→ WHAT IS EXPECTED
Will you write out all the entries below exactly?

··· INPUT MATERIAL ···

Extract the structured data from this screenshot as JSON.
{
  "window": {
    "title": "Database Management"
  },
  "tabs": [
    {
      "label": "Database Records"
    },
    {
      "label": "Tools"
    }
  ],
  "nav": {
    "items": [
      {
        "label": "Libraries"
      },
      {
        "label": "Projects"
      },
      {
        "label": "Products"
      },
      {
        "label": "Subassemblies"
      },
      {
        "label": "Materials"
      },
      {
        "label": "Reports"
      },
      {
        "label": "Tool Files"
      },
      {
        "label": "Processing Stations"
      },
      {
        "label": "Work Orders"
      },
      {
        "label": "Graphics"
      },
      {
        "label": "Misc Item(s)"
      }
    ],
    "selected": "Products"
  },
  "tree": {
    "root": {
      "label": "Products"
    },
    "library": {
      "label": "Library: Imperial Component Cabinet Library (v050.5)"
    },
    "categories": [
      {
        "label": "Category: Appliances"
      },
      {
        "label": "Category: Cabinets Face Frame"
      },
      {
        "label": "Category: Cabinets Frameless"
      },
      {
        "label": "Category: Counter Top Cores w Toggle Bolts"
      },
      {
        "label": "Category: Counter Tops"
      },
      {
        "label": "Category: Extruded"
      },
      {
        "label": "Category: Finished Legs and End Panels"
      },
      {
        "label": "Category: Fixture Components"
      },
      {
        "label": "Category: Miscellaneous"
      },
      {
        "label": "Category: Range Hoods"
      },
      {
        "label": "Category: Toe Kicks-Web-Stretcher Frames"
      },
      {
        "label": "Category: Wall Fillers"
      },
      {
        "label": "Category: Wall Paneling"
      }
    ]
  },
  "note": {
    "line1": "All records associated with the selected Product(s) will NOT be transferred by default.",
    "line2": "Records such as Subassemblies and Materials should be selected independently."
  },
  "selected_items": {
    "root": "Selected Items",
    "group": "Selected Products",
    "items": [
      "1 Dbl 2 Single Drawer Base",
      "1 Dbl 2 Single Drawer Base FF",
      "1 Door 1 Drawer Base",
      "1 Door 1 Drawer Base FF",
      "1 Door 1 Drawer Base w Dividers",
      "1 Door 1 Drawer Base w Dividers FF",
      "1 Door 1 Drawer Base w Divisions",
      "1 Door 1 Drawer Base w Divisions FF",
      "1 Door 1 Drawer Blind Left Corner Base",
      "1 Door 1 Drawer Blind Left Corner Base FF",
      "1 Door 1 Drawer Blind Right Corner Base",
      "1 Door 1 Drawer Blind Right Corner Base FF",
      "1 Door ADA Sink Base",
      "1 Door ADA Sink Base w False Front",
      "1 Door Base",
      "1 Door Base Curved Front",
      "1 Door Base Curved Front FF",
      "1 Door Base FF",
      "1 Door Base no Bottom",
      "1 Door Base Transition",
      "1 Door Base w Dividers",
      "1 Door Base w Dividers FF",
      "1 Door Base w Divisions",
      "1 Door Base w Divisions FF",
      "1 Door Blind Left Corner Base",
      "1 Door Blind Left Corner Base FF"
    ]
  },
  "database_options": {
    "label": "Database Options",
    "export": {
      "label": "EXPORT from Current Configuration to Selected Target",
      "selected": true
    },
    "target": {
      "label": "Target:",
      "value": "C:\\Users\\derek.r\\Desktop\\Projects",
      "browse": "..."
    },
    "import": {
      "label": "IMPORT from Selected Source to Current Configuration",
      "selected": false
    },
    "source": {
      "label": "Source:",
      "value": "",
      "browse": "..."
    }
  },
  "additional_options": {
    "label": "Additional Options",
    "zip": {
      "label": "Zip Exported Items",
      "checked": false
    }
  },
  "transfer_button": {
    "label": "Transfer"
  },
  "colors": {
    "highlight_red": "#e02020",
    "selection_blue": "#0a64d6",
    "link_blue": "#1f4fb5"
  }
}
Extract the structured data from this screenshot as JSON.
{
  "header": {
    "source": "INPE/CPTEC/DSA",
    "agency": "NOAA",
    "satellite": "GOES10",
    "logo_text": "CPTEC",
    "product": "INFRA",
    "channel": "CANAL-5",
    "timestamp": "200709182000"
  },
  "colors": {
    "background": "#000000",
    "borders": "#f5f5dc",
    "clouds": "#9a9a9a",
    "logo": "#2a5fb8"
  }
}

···

→ TASK RESULT
Extract the structured data from this screenshot as JSON.
{
  "window": {
    "title": "Database Management"
  },
  "tabs": [
    {
      "label": "Database Records"
    },
    {
      "label": "Tools"
    }
  ],
  "nav": {
    "items": [
      {
        "label": "Libraries"
      },
      {
        "label": "Projects"
      },
      {
        "label": "Products"
      },
      {
        "label": "Subassemblies"
      },
      {
        "label": "Materials"
      },
      {
        "label": "Reports"
      },
      {
        "label": "Tool Files"
      },
      {
        "label": "Processing Stations"
      },
      {
        "label": "Work Orders"
      },
      {
        "label": "Graphics"
      },
      {
        "label": "Misc Item(s)"
      }
    ],
    "selected": "Products"
  },
  "tree": {
    "root": {
      "label": "Products"
    },
    "library": {
      "label": "Library: Imperial Component Cabinet Library (v050.5)"
    },
    "categories": [
      {
        "label": "Category: Appliances"
      },
      {
        "label": "Category: Cabinets Face Frame"
      },
      {
        "label": "Category: Cabinets Frameless"
      },
      {
        "label": "Category: Counter Top Cores w Toggle Bolts"
      },
      {
        "label": "Category: Counter Tops"
      },
      {
        "label": "Category: Extruded"
      },
      {
        "label": "Category: Finished Legs and End Panels"
      },
      {
        "label": "Category: Fixture Components"
      },
      {
        "label": "Category: Miscellaneous"
      },
      {
        "label": "Category: Range Hoods"
      },
      {
        "label": "Category: Toe Kicks-Web-Stretcher Frames"
      },
      {
        "label": "Category: Wall Fillers"
      },
      {
        "label": "Category: Wall Paneling"
      }
    ]
  },
  "note": {
    "line1": "All records associated with the selected Product(s) will NOT be transferred by default.",
    "line2": "Records such as Subassemblies and Materials should be selected independently."
  },
  "selected_items": {
    "root": "Selected Items",
    "group": "Selected Products",
    "items": [
      "1 Dbl 2 Single Drawer Base",
      "1 Dbl 2 Single Drawer Base FF",
      "1 Door 1 Drawer Base",
      "1 Door 1 Drawer Base FF",
      "1 Door 1 Drawer Base w Dividers",
      "1 Door 1 Drawer Base w Dividers FF",
      "1 Door 1 Drawer Base w Divisions",
      "1 Door 1 Drawer Base w Divisions FF",
      "1 Door 1 Drawer Blind Left Corner Base",
      "1 Door 1 Drawer Blind Left Corner Base FF",
      "1 Door 1 Drawer Blind Right Corner Base",
      "1 Door 1 Drawer Blind Right Corner Base FF",
      "1 Door ADA Sink Base",
      "1 Door ADA Sink Base w False Front",
      "1 Door Base",
      "1 Door Base Curved Front",
      "1 Door Base Curved Front FF",
      "1 Door Base FF",
      "1 Door Base no Bottom",
      "1 Door Base Transition",
      "1 Door Base w Dividers",
      "1 Door Base w Dividers FF",
      "1 Door Base w Divisions",
      "1 Door Base w Divisions FF",
      "1 Door Blind Left Corner Base",
      "1 Door Blind Left Corner Base FF"
    ]
  },
  "database_options": {
    "label": "Database Options",
    "export": {
      "label": "EXPORT from Current Configuration to Selected Target",
      "selected": true
    },
    "target": {
      "label": "Target:",
      "value": "C:\\Users\\derek.r\\Desktop\\Projects",
      "browse": "..."
    },
    "import": {
      "label": "IMPORT from Selected Source to Current Configuration",
      "selected": false
    },
    "source": {
      "label": "Source:",
      "value": "",
      "browse": "..."
    }
  },
  "additional_options": {
    "label": "Additional Options",
    "zip": {
      "label": "Zip Exported Items",
      "checked": false
    }
  },
  "transfer_button": {
    "label": "Transfer"
  },
  "colors": {
    "highlight_red": "#e02020",
    "selection_blue": "#0a64d6",
    "link_blue": "#1f4fb5"
  }
}
Extract the structured data from this screenshot as JSON.
{
  "header": {
    "source": "INPE/CPTEC/DSA",
    "agency": "NOAA",
    "satellite": "GOES10",
    "logo_text": "CPTEC",
    "product": "INFRA",
    "channel": "CANAL-5",
    "timestamp": "200709182000"
  },
  "colors": {
    "background": "#000000",
    "borders": "#f5f5dc",
    "clouds": "#9a9a9a",
    "logo": "#2a5fb8"
  }
}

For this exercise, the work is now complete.